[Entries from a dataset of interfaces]
▽

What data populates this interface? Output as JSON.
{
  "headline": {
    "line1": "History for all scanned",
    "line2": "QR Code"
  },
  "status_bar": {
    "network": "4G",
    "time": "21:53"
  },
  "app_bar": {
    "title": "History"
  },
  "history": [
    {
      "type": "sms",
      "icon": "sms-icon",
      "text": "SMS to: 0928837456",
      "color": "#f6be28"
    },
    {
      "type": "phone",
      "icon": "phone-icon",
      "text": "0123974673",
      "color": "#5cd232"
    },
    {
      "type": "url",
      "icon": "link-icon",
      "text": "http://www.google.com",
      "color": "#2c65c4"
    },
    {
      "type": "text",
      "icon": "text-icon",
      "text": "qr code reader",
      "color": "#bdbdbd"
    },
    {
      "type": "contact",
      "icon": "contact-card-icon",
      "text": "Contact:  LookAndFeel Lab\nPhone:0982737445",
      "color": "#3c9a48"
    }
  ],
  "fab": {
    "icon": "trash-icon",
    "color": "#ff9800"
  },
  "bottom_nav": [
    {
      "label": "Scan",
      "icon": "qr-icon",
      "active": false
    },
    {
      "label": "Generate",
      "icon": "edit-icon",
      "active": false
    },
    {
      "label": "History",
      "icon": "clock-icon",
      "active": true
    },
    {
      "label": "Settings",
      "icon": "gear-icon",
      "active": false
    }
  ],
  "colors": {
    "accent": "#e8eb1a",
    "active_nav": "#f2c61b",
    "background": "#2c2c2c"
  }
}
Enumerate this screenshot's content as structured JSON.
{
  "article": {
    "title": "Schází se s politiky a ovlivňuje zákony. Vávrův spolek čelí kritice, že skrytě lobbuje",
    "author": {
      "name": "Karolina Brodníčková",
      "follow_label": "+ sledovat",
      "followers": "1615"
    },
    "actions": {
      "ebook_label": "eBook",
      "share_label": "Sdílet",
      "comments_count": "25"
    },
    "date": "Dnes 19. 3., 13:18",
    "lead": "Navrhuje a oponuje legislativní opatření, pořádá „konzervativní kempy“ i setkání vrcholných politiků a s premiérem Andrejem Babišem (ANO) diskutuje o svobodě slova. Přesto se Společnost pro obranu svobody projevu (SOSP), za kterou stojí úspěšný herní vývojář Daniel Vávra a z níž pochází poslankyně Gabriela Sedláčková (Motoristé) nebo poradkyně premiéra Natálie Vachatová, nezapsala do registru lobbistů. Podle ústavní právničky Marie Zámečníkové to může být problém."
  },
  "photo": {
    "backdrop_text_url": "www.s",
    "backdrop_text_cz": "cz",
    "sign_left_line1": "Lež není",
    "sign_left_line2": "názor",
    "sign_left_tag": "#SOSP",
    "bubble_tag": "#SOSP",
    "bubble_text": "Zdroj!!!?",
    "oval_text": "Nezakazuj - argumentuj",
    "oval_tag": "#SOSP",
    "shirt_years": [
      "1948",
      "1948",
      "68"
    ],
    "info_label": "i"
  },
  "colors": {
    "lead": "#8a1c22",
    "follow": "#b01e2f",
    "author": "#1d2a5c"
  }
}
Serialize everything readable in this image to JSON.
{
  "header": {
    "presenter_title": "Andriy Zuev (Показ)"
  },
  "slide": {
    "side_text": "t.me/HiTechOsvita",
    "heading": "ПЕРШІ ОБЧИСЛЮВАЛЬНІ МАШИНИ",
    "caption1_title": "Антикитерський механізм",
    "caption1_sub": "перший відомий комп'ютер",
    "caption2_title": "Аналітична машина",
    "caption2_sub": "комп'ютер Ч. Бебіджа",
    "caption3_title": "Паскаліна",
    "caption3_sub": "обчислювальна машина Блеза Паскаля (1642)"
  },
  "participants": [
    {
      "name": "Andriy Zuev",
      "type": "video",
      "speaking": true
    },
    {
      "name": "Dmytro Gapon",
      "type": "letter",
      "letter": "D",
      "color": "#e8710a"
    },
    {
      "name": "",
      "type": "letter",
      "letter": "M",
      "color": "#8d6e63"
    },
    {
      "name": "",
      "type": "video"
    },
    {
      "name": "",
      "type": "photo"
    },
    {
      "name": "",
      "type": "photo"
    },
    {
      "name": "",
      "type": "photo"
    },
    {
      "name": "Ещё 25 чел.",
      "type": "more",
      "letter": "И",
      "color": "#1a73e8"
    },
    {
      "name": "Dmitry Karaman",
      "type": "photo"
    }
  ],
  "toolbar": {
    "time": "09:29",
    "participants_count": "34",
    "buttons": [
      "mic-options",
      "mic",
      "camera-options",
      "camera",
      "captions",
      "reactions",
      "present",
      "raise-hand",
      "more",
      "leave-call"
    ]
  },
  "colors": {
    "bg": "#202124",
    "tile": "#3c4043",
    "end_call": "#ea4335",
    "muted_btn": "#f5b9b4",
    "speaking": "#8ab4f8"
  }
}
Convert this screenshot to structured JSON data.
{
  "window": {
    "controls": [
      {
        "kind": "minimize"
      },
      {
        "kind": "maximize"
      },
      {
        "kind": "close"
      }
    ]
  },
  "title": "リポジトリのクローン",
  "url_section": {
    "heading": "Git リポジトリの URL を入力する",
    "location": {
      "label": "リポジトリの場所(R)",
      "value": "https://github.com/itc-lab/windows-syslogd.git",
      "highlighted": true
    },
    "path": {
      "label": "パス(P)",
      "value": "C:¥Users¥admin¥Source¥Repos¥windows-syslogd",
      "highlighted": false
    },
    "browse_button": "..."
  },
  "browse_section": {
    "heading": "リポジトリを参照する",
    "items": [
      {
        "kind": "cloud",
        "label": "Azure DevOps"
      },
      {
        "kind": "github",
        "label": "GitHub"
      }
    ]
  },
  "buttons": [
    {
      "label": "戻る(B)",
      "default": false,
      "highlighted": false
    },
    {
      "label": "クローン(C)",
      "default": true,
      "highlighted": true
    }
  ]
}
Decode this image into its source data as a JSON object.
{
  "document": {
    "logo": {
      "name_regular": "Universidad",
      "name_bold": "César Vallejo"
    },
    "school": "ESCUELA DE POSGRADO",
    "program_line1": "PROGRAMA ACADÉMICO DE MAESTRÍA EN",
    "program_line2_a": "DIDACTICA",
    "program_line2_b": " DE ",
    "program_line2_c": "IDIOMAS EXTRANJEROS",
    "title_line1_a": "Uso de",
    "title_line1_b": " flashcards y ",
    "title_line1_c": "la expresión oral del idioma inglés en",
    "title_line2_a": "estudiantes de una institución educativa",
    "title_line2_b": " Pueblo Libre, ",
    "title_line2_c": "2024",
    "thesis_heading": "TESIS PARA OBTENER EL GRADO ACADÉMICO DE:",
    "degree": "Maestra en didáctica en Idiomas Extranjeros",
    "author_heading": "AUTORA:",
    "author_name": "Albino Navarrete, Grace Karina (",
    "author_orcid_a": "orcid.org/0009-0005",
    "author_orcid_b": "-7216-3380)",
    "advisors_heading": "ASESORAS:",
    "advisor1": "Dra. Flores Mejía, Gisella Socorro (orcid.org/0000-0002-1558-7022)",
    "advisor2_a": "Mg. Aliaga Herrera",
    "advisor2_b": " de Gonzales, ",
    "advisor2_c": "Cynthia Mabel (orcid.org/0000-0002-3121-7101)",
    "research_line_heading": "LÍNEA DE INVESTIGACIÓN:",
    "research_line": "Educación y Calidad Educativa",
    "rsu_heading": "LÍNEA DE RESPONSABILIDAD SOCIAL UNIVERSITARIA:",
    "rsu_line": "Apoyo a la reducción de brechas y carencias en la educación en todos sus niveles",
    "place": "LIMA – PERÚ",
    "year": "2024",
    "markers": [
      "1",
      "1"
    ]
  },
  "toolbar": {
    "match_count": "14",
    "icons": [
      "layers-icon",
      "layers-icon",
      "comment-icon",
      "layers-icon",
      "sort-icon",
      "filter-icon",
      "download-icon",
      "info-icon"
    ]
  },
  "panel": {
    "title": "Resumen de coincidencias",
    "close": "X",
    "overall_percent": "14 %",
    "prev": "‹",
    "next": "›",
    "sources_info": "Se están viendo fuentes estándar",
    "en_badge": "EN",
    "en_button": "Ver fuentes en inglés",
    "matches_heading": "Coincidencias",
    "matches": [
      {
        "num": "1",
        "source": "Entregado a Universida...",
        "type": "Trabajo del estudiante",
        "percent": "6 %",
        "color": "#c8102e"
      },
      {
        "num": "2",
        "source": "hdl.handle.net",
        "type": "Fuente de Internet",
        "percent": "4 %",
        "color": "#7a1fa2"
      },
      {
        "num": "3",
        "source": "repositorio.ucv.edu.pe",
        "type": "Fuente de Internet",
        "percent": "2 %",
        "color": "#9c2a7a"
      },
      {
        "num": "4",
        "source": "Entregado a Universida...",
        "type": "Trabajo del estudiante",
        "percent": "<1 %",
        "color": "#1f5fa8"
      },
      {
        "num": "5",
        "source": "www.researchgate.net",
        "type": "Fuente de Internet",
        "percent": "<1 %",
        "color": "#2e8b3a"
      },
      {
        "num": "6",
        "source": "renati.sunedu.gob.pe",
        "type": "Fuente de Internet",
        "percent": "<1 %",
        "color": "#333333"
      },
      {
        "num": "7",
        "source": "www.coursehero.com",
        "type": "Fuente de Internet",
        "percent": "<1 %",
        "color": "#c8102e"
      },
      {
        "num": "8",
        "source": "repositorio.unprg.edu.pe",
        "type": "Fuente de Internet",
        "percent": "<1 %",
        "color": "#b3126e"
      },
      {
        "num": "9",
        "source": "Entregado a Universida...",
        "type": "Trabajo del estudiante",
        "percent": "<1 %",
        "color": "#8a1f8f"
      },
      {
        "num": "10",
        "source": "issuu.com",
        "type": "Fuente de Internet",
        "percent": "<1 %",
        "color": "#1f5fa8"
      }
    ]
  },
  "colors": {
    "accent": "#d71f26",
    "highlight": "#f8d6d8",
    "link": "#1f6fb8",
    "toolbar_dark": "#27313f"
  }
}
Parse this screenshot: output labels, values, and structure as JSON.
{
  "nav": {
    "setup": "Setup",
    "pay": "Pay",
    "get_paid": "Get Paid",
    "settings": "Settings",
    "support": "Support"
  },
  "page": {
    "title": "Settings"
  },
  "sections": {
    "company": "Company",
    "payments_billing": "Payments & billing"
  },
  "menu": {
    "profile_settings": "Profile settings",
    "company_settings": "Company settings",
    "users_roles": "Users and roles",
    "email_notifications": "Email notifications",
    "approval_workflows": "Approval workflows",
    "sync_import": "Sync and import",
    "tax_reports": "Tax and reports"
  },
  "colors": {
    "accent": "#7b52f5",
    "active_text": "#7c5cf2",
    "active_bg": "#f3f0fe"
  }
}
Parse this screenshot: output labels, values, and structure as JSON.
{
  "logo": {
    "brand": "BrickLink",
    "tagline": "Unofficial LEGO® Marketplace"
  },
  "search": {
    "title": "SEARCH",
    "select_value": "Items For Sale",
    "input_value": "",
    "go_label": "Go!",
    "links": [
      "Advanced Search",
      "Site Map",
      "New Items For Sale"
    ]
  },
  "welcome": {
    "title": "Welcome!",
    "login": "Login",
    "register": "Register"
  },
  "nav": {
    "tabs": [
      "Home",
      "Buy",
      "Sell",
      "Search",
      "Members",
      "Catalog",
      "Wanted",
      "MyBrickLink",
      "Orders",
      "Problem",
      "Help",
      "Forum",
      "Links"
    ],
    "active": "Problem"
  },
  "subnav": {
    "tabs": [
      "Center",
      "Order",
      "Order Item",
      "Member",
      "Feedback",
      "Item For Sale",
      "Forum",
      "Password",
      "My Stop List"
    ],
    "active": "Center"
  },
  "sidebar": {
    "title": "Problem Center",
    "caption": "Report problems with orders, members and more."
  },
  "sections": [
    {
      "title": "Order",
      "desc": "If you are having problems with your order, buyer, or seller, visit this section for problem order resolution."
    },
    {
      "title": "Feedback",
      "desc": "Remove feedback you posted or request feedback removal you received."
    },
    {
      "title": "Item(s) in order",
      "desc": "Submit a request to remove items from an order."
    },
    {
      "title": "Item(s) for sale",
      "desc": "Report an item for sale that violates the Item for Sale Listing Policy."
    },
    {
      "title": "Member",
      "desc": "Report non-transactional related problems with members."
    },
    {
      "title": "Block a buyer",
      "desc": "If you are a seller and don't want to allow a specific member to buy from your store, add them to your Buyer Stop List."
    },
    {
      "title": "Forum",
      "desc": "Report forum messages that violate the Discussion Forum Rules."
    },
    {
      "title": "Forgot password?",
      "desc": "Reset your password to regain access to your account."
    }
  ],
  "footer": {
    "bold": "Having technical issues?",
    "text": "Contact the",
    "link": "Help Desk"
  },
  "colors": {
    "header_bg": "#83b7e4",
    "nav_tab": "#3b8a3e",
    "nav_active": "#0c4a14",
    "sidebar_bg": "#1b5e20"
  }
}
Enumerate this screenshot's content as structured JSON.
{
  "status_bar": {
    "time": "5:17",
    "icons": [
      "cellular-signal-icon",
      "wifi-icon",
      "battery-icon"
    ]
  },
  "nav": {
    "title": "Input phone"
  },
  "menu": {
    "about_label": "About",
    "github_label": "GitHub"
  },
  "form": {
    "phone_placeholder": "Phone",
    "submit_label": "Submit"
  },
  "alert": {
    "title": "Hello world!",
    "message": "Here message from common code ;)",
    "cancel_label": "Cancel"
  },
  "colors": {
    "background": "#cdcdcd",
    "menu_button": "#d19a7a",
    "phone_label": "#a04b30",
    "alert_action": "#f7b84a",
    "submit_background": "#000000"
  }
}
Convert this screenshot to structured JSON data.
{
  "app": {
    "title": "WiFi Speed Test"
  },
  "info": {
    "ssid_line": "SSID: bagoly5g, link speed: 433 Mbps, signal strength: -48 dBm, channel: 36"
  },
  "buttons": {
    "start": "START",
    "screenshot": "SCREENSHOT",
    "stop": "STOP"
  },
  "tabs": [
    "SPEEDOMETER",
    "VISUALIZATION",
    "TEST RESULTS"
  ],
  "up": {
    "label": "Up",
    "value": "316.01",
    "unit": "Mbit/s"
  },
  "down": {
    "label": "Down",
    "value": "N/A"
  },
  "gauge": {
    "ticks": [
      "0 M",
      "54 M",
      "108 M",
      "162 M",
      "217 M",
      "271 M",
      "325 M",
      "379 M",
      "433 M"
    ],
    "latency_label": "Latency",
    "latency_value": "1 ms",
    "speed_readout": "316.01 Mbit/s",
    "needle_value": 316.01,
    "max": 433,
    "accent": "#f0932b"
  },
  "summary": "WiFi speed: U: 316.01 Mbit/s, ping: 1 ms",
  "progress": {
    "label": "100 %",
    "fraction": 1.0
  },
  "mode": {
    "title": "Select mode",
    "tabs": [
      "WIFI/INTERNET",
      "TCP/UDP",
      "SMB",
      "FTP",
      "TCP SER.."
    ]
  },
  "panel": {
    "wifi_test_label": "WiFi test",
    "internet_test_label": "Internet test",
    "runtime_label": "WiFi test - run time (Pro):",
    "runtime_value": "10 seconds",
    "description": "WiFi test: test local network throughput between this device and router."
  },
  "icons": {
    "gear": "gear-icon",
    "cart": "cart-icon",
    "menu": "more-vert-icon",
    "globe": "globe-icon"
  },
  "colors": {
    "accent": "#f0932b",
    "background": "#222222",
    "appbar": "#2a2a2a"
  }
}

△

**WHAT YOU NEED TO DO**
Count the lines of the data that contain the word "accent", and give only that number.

**SOLUTION TO THIS PROBLEM**
5